Connect with Point of View   to get exclusive commentary and updates

IRS Face Time

Print Friendly, PDF & Email
Kerby Andersonnever miss viewpoints

The federal government wants more of your privacy. That’s the only way to explain the recent announcement from the IRS that required that you provide a photo of your government identification as well as a video for facial recognition. Fortunately, the backlash to the announcement led to the IRS removing the requirement.

When I first heard about this last month, I had doubts as to whether or not it was worth a commentary, since the IRS assured us that it would only be required if you wanted to access your information on the IRS website. You could still file your taxes and pay your taxes without a selfie. But you wouldn’t be able to see a tax receipt or check payment or even view your stimulus check status without forking over a significant amount of personal information.

Back in November, the tax agency announced an $86 million partnership with ID.me, which is a private contractor. The month earlier the White House Office of Science and Technology Policy began soliciting comments on biometrics. But it appears the IRS decided to just jump past the comments right to the selfies.

This is one issue that had bipartisan opposition. Conservatives and libertarians as well as many Democrats in Congress were against the plan. The concerns ranged from privacy issues to academic studies that suggest that facial-recognition software doesn’t identify black and Asian faces very well.

There was also the concern of hacking. You may remember eight months ago when I talked about the biggest privacy breach in history that exposed the tax records of wealthy Americans. ID.me insisted that it meets tough standards. So did every other company.

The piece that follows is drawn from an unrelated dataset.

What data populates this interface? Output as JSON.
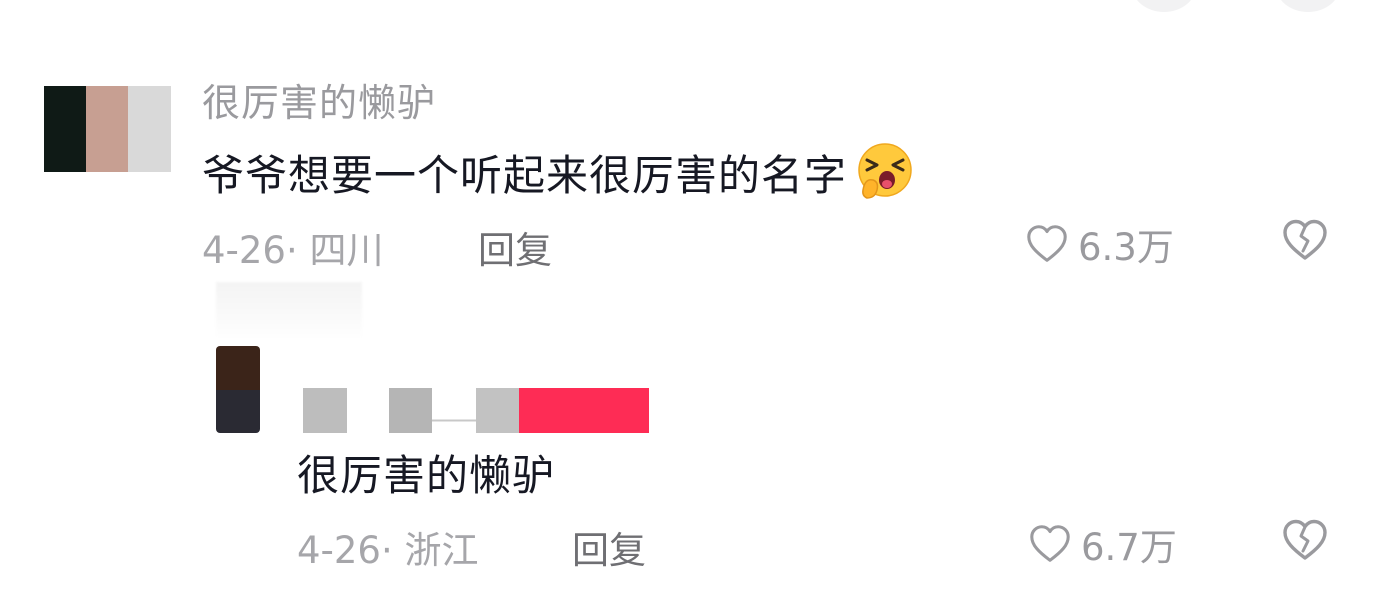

The IRS pulled the requirement, but it is easy to see that the federal government wants more of your privacy and will likely try something else in the future. viewpoints new web version

Viewpoints sign-up